St. Joe's is also where both women had their chemotherapy, and where Amanda Sumpter works as a clerk in the hospital's labor and delivery unit.
Now, as Bayne, 31, and his fiance, 27, prepare to live happily ever after, so are their moms, who said they are cancer-free.
"We have our hair back. We beat it," said Grimes. Both women are having reconstructive breast surgery; Grimes this month and Nancy Sumpter in mid-December.
"I'll be home in time for Christmas," Sumpter said.
Nancy Sumpter, of Perry Hall, was diagnosed with breast cancer in November 2013. Grimes, of Parkville, was diagnosed four months later. Sumpter worked nights and Grimes worked days. They had never met and their paths might not have crossed if St. Joe's hadn't chosen 20 employees at random to hear a motivational speech by Baltimore Ravens coach John Harbaugh at Towson University's SECU Arena, as part of the hospital's 150th anniversary celebration in April 2014.
Hearing Harbaugh was an especially big thrill for Nancy Sumpter, a huge Ravens fan.
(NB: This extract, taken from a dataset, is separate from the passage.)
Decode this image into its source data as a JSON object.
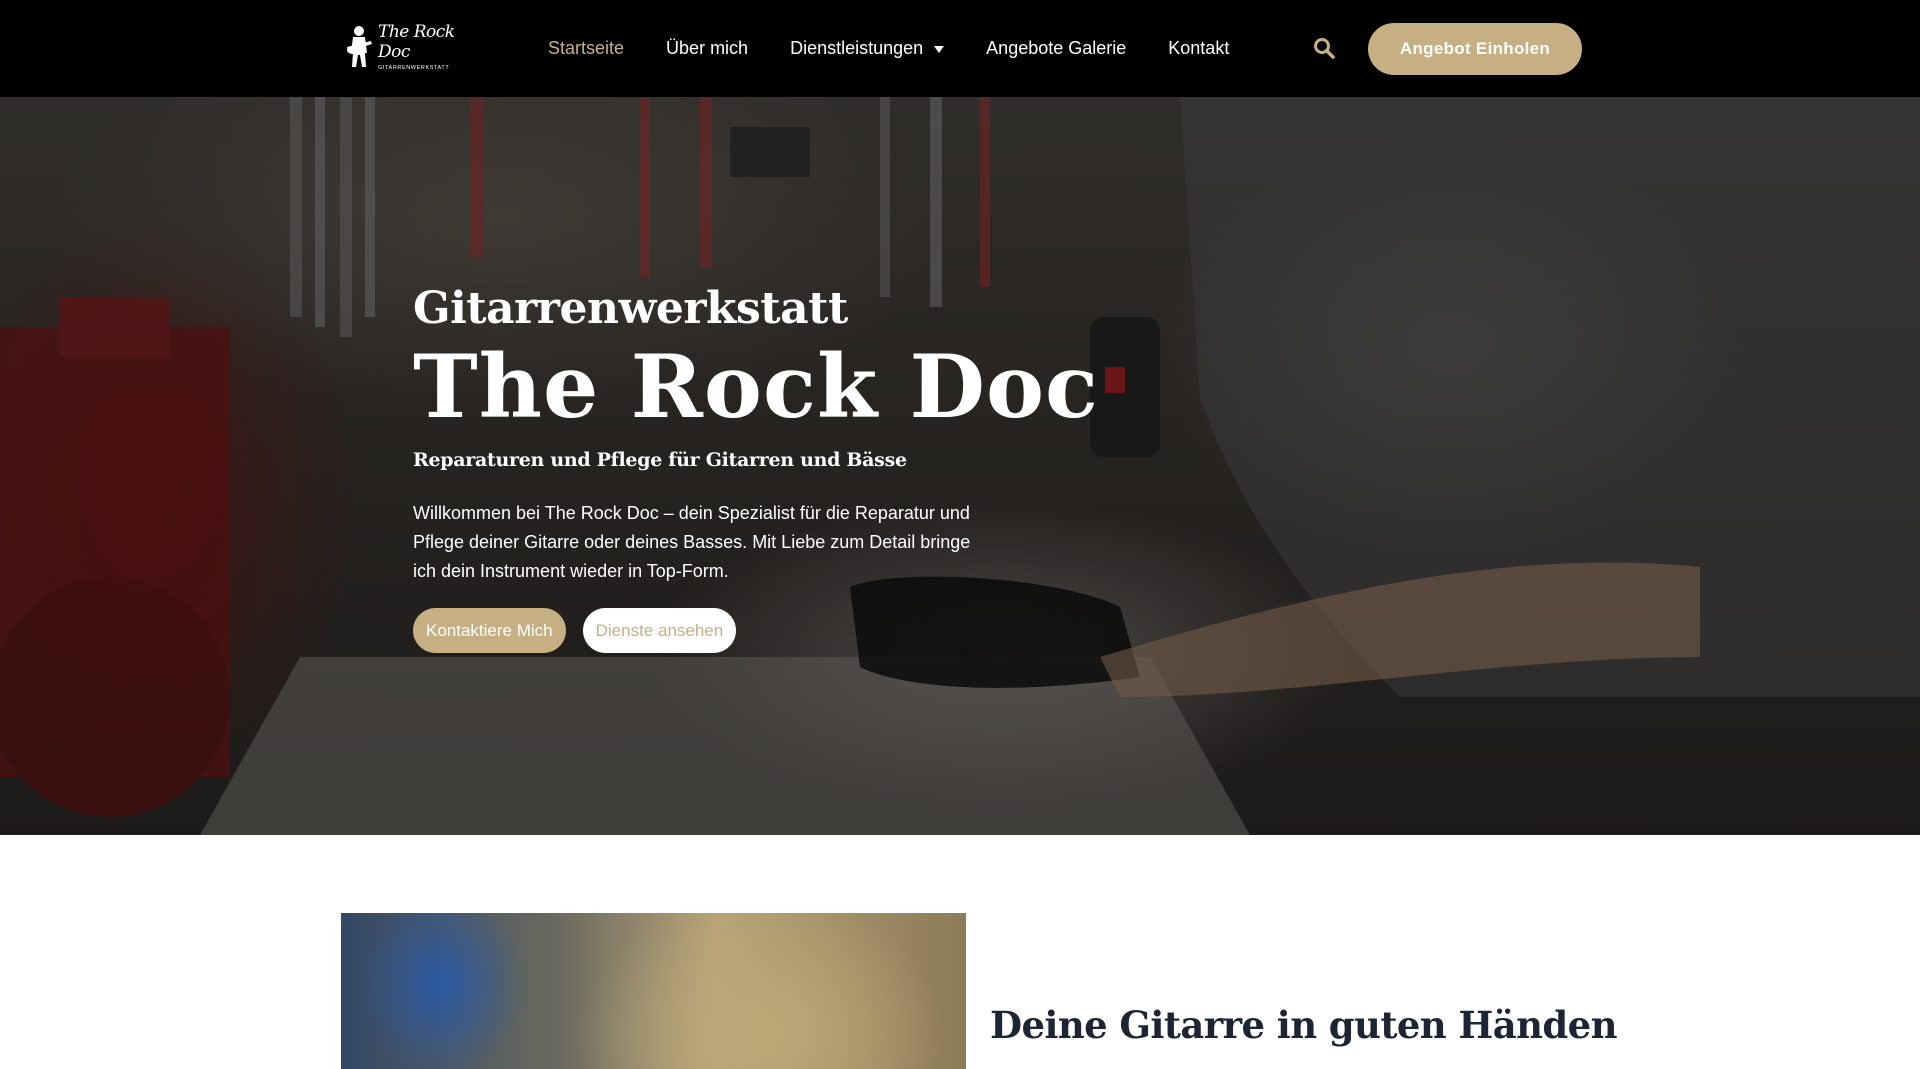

Even better was meeting Grimes, who was wearing a pink breast cancer lanyard holding her hospital employee badge.
"I said, 'Do you have breast cancer?' She said, 'yes.' I said, 'My chemo starts tomorrow.' Amy had already had round one."
They found out they were the same age, 61, and that their children were around the same age, unmarried and loved fishing. That got them thinking.
"There's this girl," Grimes told her son.
"They were both excited to put us on a date," Amanda Sumpter said. "I was OK with it," especially when she heard that Bayne was a fisherman and owned a boat. "That was a selling point," she said.
The singles looked at photos of each other on Facebook and Bayne thought, "What have I got to lose?"
They met at Outback Steakhouse, in Perry Hall, for their first date on May 7, 2014.
"Pretty much right off the bat, we hit it off," Bayne said.
When they left, they immediately began texting to plan not one, but two dates.
"I knew we hit it off," Amanda Sumpter said.
Bayne invited her to go out on his boat. She began to hang out with him and his friends when they played pool in a weekly league.
"Then it got serious," and they had their first fishing date at the Conowingo Reservoir, Bayne said.
"That was a great date," Amanda Sumpter said. "We took a selfie with a fish. It's one of my favorite photos. We actually caught a couple of fish."
They got engaged on the one-year anniversary of their first date. Bayne had planned to propose at dinner at the Melting Pot, in Towson, where they had agreed to exchange anniversary gifts.
"Mine was the ring," Bayne said. But he couldn't wait, and proposed in his truck.
Nancy Sumpter was so excited that she wrote a letter to Harbaugh to tell him the whole story. She got a letter back, on letterhead "from the desk of John Harbaugh," telling her, "God works in awesome ways."
She had it framed.
She also told the story to St. Joe's Chief Executive Officer Mohan Suntha, who texted her, "This is so exciting."
St. Joe's went to work planning the catered engagement party, which was held in the hospital's Cancer Institute and featured a blessing from hospital chaplain Judy Hvisc, as well as kind words from Nancy Sumpter's and Amy Grimes' oncology doctor at the Cancer Institute, Dr. Michael Schultz, who said that after what the two mothers had been through, "We only want to hear good things in the future."
As for the future, the couple is planning their honeymoon.
"The Caribbean would be nice," or more likely Florida, Amanda Sumpter said — "somewhere we can fish and lay on the beach."
Bayne, meanwhile, owes his mother, Amy Grimes, an apology.
"I can't say 'whatever' anymore," he said. "Everybody always says moms know best."
Amanda's mother, Nancy Sumpter, knows, too.
"These two were made for each other," she said.
And so are their mothers.
"We're best friends," Nancy Sumpter said.